Set down each entry again exactly as written.

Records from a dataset

◇ ◇ ◇

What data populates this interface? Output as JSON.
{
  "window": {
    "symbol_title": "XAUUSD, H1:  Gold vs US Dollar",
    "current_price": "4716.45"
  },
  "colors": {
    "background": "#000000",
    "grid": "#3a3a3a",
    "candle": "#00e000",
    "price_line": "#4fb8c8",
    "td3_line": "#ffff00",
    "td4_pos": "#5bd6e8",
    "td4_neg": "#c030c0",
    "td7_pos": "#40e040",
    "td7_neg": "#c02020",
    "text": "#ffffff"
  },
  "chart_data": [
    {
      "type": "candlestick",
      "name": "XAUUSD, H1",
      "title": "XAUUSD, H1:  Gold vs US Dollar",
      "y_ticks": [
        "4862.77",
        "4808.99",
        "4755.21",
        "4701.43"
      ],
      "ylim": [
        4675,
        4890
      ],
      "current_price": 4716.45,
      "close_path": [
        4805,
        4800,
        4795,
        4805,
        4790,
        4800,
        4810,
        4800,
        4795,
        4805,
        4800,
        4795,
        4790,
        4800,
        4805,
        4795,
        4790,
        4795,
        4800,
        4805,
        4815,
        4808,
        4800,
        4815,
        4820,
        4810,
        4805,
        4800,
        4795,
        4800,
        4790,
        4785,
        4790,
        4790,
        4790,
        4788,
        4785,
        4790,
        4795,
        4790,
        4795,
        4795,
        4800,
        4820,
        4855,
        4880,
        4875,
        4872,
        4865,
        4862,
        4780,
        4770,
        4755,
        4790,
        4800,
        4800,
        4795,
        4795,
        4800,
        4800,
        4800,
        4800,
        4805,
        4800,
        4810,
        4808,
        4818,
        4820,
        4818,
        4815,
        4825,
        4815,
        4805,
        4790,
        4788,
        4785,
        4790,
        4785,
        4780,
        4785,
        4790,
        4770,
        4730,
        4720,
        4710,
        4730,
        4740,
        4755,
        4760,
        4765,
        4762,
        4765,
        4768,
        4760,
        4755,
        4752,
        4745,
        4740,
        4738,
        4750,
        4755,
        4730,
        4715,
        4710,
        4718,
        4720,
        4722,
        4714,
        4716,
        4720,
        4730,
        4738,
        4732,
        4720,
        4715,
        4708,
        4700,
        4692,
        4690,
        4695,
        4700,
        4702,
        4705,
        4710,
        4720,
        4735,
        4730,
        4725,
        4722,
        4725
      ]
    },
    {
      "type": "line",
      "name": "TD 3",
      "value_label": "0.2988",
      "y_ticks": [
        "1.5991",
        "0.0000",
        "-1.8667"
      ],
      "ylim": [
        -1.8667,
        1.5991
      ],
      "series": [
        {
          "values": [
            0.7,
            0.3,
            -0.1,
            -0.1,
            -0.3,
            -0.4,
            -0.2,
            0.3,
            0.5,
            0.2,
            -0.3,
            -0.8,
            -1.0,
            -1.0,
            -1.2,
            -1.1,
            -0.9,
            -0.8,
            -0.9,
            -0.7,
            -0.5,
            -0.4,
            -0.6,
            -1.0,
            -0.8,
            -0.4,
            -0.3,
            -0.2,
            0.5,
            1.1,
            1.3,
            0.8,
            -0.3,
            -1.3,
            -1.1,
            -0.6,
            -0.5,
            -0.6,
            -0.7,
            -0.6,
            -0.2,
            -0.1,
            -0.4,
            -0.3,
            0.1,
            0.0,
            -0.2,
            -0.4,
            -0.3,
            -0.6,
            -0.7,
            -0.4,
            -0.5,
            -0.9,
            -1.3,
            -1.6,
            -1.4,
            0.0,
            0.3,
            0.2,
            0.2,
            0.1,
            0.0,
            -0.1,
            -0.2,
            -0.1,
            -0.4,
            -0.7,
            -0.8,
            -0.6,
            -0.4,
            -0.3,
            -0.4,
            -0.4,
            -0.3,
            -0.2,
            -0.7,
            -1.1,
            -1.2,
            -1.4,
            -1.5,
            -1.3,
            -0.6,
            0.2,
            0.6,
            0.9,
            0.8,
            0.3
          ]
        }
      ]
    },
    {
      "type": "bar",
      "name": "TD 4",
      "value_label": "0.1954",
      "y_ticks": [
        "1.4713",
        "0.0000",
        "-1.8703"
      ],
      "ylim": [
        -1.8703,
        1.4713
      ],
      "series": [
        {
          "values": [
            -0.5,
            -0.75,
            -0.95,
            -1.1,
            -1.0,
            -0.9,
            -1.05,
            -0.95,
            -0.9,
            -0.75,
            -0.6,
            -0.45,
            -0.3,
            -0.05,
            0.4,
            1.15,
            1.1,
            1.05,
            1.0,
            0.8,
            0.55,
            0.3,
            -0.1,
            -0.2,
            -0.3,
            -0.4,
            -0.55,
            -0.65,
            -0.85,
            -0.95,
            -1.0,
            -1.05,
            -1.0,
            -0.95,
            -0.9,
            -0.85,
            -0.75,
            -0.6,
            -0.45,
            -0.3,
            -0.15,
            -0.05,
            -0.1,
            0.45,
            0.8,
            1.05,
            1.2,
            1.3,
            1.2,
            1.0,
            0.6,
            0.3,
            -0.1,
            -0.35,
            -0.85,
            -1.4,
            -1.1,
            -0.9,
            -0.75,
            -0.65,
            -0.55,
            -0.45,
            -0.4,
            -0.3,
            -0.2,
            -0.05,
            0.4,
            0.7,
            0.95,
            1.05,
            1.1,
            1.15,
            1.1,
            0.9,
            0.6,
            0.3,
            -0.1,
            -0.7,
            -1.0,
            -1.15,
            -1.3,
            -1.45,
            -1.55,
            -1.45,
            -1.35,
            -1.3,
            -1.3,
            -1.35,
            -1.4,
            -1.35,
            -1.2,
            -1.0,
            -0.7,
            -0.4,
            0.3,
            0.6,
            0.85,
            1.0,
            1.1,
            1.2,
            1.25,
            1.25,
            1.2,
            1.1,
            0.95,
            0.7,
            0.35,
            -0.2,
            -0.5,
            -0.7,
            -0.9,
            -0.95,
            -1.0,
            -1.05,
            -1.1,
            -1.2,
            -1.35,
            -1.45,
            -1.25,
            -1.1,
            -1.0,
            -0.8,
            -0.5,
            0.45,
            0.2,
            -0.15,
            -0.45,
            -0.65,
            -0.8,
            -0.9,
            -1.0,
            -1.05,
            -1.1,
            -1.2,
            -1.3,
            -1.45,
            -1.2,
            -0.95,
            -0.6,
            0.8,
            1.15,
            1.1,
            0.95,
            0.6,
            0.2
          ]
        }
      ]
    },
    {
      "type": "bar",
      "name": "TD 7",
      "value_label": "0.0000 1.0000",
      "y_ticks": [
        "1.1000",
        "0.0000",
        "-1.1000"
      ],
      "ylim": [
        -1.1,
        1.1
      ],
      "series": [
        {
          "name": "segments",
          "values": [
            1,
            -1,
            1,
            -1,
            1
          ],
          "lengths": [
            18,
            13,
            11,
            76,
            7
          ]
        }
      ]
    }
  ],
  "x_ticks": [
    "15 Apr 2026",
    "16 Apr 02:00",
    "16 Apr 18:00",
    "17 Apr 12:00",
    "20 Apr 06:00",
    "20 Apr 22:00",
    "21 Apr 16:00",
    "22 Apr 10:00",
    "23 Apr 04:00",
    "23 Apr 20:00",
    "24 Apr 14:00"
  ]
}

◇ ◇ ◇

Task result:
What data populates this interface? Output as JSON.
{
  "window": {
    "symbol_title": "XAUUSD, H1:  Gold vs US Dollar",
    "current_price": "4716.45"
  },
  "colors": {
    "background": "#000000",
    "grid": "#3a3a3a",
    "candle": "#00e000",
    "price_line": "#4fb8c8",
    "td3_line": "#ffff00",
    "td4_pos": "#5bd6e8",
    "td4_neg": "#c030c0",
    "td7_pos": "#40e040",
    "td7_neg": "#c02020",
    "text": "#ffffff"
  },
  "chart_data": [
    {
      "type": "candlestick",
      "name": "XAUUSD, H1",
      "title": "XAUUSD, H1:  Gold vs US Dollar",
      "y_ticks": [
        "4862.77",
        "4808.99",
        "4755.21",
        "4701.43"
      ],
      "ylim": [
        4675,
        4890
      ],
      "current_price": 4716.45,
      "close_path": [
        4805,
        4800,
        4795,
        4805,
        4790,
        4800,
        4810,
        4800,
        4795,
        4805,
        4800,
        4795,
        4790,
        4800,
        4805,
        4795,
        4790,
        4795,
        4800,
        4805,
        4815,
        4808,
        4800,
        4815,
        4820,
        4810,
        4805,
        4800,
        4795,
        4800,
        4790,
        4785,
        4790,
        4790,
        4790,
        4788,
        4785,
        4790,
        4795,
        4790,
        4795,
        4795,
        4800,
        4820,
        4855,
        4880,
        4875,
        4872,
        4865,
        4862,
        4780,
        4770,
        4755,
        4790,
        4800,
        4800,
        4795,
        4795,
        4800,
        4800,
        4800,
        4800,
        4805,
        4800,
        4810,
        4808,
        4818,
        4820,
        4818,
        4815,
        4825,
        4815,
        4805,
        4790,
        4788,
        4785,
        4790,
        4785,
        4780,
        4785,
        4790,
        4770,
        4730,
        4720,
        4710,
        4730,
        4740,
        4755,
        4760,
        4765,
        4762,
        4765,
        4768,
        4760,
        4755,
        4752,
        4745,
        4740,
        4738,
        4750,
        4755,
        4730,
        4715,
        4710,
        4718,
        4720,
        4722,
        4714,
        4716,
        4720,
        4730,
        4738,
        4732,
        4720,
        4715,
        4708,
        4700,
        4692,
        4690,
        4695,
        4700,
        4702,
        4705,
        4710,
        4720,
        4735,
        4730,
        4725,
        4722,
        4725
      ]
    },
    {
      "type": "line",
      "name": "TD 3",
      "value_label": "0.2988",
      "y_ticks": [
        "1.5991",
        "0.0000",
        "-1.8667"
      ],
      "ylim": [
        -1.8667,
        1.5991
      ],
      "series": [
        {
          "values": [
            0.7,
            0.3,
            -0.1,
            -0.1,
            -0.3,
            -0.4,
            -0.2,
            0.3,
            0.5,
            0.2,
            -0.3,
            -0.8,
            -1.0,
            -1.0,
            -1.2,
            -1.1,
            -0.9,
            -0.8,
            -0.9,
            -0.7,
            -0.5,
            -0.4,
            -0.6,
            -1.0,
            -0.8,
            -0.4,
            -0.3,
            -0.2,
            0.5,
            1.1,
            1.3,
            0.8,
            -0.3,
            -1.3,
            -1.1,
            -0.6,
            -0.5,
            -0.6,
            -0.7,
            -0.6,
            -0.2,
            -0.1,
            -0.4,
            -0.3,
            0.1,
            0.0,
            -0.2,
            -0.4,
            -0.3,
            -0.6,
            -0.7,
            -0.4,
            -0.5,
            -0.9,
            -1.3,
            -1.6,
            -1.4,
            0.0,
            0.3,
            0.2,
            0.2,
            0.1,
            0.0,
            -0.1,
            -0.2,
            -0.1,
            -0.4,
            -0.7,
            -0.8,
            -0.6,
            -0.4,
            -0.3,
            -0.4,
            -0.4,
            -0.3,
            -0.2,
            -0.7,
            -1.1,
            -1.2,
            -1.4,
            -1.5,
            -1.3,
            -0.6,
            0.2,
            0.6,
            0.9,
            0.8,
            0.3
          ]
        }
      ]
    },
    {
      "type": "bar",
      "name": "TD 4",
      "value_label": "0.1954",
      "y_ticks": [
        "1.4713",
        "0.0000",
        "-1.8703"
      ],
      "ylim": [
        -1.8703,
        1.4713
      ],
      "series": [
        {
          "values": [
            -0.5,
            -0.75,
            -0.95,
            -1.1,
            -1.0,
            -0.9,
            -1.05,
            -0.95,
            -0.9,
            -0.75,
            -0.6,
            -0.45,
            -0.3,
            -0.05,
            0.4,
            1.15,
            1.1,
            1.05,
            1.0,
            0.8,
            0.55,
            0.3,
            -0.1,
            -0.2,
            -0.3,
            -0.4,
            -0.55,
            -0.65,
            -0.85,
            -0.95,
            -1.0,
            -1.05,
            -1.0,
            -0.95,
            -0.9,
            -0.85,
            -0.75,
            -0.6,
            -0.45,
            -0.3,
            -0.15,
            -0.05,
            -0.1,
            0.45,
            0.8,
            1.05,
            1.2,
            1.3,
            1.2,
            1.0,
            0.6,
            0.3,
            -0.1,
            -0.35,
            -0.85,
            -1.4,
            -1.1,
            -0.9,
            -0.75,
            -0.65,
            -0.55,
            -0.45,
            -0.4,
            -0.3,
            -0.2,
            -0.05,
            0.4,
            0.7,
            0.95,
            1.05,
            1.1,
            1.15,
            1.1,
            0.9,
            0.6,
            0.3,
            -0.1,
            -0.7,
            -1.0,
            -1.15,
            -1.3,
            -1.45,
            -1.55,
            -1.45,
            -1.35,
            -1.3,
            -1.3,
            -1.35,
            -1.4,
            -1.35,
            -1.2,
            -1.0,
            -0.7,
            -0.4,
            0.3,
            0.6,
            0.85,
            1.0,
            1.1,
            1.2,
            1.25,
            1.25,
            1.2,
            1.1,
            0.95,
            0.7,
            0.35,
            -0.2,
            -0.5,
            -0.7,
            -0.9,
            -0.95,
            -1.0,
            -1.05,
            -1.1,
            -1.2,
            -1.35,
            -1.45,
            -1.25,
            -1.1,
            -1.0,
            -0.8,
            -0.5,
            0.45,
            0.2,
            -0.15,
            -0.45,
            -0.65,
            -0.8,
            -0.9,
            -1.0,
            -1.05,
            -1.1,
            -1.2,
            -1.3,
            -1.45,
            -1.2,
            -0.95,
            -0.6,
            0.8,
            1.15,
            1.1,
            0.95,
            0.6,
            0.2
          ]
        }
      ]
    },
    {
      "type": "bar",
      "name": "TD 7",
      "value_label": "0.0000 1.0000",
      "y_ticks": [
        "1.1000",
        "0.0000",
        "-1.1000"
      ],
      "ylim": [
        -1.1,
        1.1
      ],
      "series": [
        {
          "name": "segments",
          "values": [
            1,
            -1,
            1,
            -1,
            1
          ],
          "lengths": [
            18,
            13,
            11,
            76,
            7
          ]
        }
      ]
    }
  ],
  "x_ticks": [
    "15 Apr 2026",
    "16 Apr 02:00",
    "16 Apr 18:00",
    "17 Apr 12:00",
    "20 Apr 06:00",
    "20 Apr 22:00",
    "21 Apr 16:00",
    "22 Apr 10:00",
    "23 Apr 04:00",
    "23 Apr 20:00",
    "24 Apr 14:00"
  ]
}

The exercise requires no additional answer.